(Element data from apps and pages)
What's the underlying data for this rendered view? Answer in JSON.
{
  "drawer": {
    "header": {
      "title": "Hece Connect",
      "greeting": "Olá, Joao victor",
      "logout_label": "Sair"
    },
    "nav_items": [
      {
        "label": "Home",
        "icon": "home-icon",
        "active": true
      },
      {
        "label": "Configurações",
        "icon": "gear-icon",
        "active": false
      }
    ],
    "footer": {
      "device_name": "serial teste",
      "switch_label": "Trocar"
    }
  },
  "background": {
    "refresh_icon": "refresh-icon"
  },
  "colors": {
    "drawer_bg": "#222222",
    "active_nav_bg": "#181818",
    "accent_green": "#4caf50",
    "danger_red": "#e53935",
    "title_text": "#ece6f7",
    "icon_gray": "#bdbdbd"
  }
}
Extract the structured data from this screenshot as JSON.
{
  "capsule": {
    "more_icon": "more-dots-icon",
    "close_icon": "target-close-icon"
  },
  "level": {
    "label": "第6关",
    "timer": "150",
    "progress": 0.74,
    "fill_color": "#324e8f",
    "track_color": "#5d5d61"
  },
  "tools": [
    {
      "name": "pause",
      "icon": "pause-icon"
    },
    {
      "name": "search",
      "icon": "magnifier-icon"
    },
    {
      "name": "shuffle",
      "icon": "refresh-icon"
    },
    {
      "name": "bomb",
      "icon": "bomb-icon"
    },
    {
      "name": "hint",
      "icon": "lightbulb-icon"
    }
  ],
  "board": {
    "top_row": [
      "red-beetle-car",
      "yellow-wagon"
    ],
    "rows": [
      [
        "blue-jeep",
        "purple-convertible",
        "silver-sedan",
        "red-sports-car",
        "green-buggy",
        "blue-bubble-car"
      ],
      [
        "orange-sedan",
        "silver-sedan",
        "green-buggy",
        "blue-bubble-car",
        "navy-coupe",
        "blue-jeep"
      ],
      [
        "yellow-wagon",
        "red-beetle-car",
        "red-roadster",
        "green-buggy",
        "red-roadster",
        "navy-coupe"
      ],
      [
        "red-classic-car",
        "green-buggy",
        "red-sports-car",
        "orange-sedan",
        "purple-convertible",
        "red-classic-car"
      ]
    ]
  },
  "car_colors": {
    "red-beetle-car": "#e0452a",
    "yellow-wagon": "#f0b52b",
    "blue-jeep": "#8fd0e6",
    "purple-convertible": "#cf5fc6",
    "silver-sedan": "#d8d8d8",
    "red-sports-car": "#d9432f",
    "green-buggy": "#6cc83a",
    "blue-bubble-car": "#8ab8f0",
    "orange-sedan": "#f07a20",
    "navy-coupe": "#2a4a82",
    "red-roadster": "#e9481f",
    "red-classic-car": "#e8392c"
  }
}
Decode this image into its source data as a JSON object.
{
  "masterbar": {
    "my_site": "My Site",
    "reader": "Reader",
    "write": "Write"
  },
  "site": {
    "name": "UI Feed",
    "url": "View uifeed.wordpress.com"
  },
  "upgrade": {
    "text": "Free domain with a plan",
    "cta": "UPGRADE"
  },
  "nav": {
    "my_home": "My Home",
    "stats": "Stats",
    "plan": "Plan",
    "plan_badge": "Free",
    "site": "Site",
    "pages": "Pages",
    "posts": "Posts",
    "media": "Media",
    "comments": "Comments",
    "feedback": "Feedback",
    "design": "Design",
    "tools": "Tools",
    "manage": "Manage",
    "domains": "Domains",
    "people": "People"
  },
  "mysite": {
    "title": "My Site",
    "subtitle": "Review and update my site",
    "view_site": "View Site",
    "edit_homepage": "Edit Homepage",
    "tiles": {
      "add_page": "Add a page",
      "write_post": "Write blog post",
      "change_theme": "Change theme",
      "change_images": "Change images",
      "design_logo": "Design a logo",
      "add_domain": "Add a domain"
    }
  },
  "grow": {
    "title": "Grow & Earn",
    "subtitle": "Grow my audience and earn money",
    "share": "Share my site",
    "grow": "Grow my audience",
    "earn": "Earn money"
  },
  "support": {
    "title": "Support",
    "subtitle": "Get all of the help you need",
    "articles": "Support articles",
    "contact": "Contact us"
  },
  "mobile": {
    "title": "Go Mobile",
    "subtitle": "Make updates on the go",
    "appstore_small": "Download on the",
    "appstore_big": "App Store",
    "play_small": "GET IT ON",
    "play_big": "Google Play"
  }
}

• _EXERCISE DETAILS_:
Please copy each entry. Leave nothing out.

• _ANSWER TO THIS PROBLEM_:
What's the underlying data for this rendered view? Answer in JSON.
{
  "drawer": {
    "header": {
      "title": "Hece Connect",
      "greeting": "Olá, Joao victor",
      "logout_label": "Sair"
    },
    "nav_items": [
      {
        "label": "Home",
        "icon": "home-icon",
        "active": true
      },
      {
        "label": "Configurações",
        "icon": "gear-icon",
        "active": false
      }
    ],
    "footer": {
      "device_name": "serial teste",
      "switch_label": "Trocar"
    }
  },
  "background": {
    "refresh_icon": "refresh-icon"
  },
  "colors": {
    "drawer_bg": "#222222",
    "active_nav_bg": "#181818",
    "accent_green": "#4caf50",
    "danger_red": "#e53935",
    "title_text": "#ece6f7",
    "icon_gray": "#bdbdbd"
  }
}
Extract the structured data from this screenshot as JSON.
{
  "capsule": {
    "more_icon": "more-dots-icon",
    "close_icon": "target-close-icon"
  },
  "level": {
    "label": "第6关",
    "timer": "150",
    "progress": 0.74,
    "fill_color": "#324e8f",
    "track_color": "#5d5d61"
  },
  "tools": [
    {
      "name": "pause",
      "icon": "pause-icon"
    },
    {
      "name": "search",
      "icon": "magnifier-icon"
    },
    {
      "name": "shuffle",
      "icon": "refresh-icon"
    },
    {
      "name": "bomb",
      "icon": "bomb-icon"
    },
    {
      "name": "hint",
      "icon": "lightbulb-icon"
    }
  ],
  "board": {
    "top_row": [
      "red-beetle-car",
      "yellow-wagon"
    ],
    "rows": [
      [
        "blue-jeep",
        "purple-convertible",
        "silver-sedan",
        "red-sports-car",
        "green-buggy",
        "blue-bubble-car"
      ],
      [
        "orange-sedan",
        "silver-sedan",
        "green-buggy",
        "blue-bubble-car",
        "navy-coupe",
        "blue-jeep"
      ],
      [
        "yellow-wagon",
        "red-beetle-car",
        "red-roadster",
        "green-buggy",
        "red-roadster",
        "navy-coupe"
      ],
      [
        "red-classic-car",
        "green-buggy",
        "red-sports-car",
        "orange-sedan",
        "purple-convertible",
        "red-classic-car"
      ]
    ]
  },
  "car_colors": {
    "red-beetle-car": "#e0452a",
    "yellow-wagon": "#f0b52b",
    "blue-jeep": "#8fd0e6",
    "purple-convertible": "#cf5fc6",
    "silver-sedan": "#d8d8d8",
    "red-sports-car": "#d9432f",
    "green-buggy": "#6cc83a",
    "blue-bubble-car": "#8ab8f0",
    "orange-sedan": "#f07a20",
    "navy-coupe": "#2a4a82",
    "red-roadster": "#e9481f",
    "red-classic-car": "#e8392c"
  }
}
Decode this image into its source data as a JSON object.
{
  "masterbar": {
    "my_site": "My Site",
    "reader": "Reader",
    "write": "Write"
  },
  "site": {
    "name": "UI Feed",
    "url": "View uifeed.wordpress.com"
  },
  "upgrade": {
    "text": "Free domain with a plan",
    "cta": "UPGRADE"
  },
  "nav": {
    "my_home": "My Home",
    "stats": "Stats",
    "plan": "Plan",
    "plan_badge": "Free",
    "site": "Site",
    "pages": "Pages",
    "posts": "Posts",
    "media": "Media",
    "comments": "Comments",
    "feedback": "Feedback",
    "design": "Design",
    "tools": "Tools",
    "manage": "Manage",
    "domains": "Domains",
    "people": "People"
  },
  "mysite": {
    "title": "My Site",
    "subtitle": "Review and update my site",
    "view_site": "View Site",
    "edit_homepage": "Edit Homepage",
    "tiles": {
      "add_page": "Add a page",
      "write_post": "Write blog post",
      "change_theme": "Change theme",
      "change_images": "Change images",
      "design_logo": "Design a logo",
      "add_domain": "Add a domain"
    }
  },
  "grow": {
    "title": "Grow & Earn",
    "subtitle": "Grow my audience and earn money",
    "share": "Share my site",
    "grow": "Grow my audience",
    "earn": "Earn money"
  },
  "support": {
    "title": "Support",
    "subtitle": "Get all of the help you need",
    "articles": "Support articles",
    "contact": "Contact us"
  },
  "mobile": {
    "title": "Go Mobile",
    "subtitle": "Make updates on the go",
    "appstore_small": "Download on the",
    "appstore_big": "App Store",
    "play_small": "GET IT ON",
    "play_big": "Google Play"
  }
}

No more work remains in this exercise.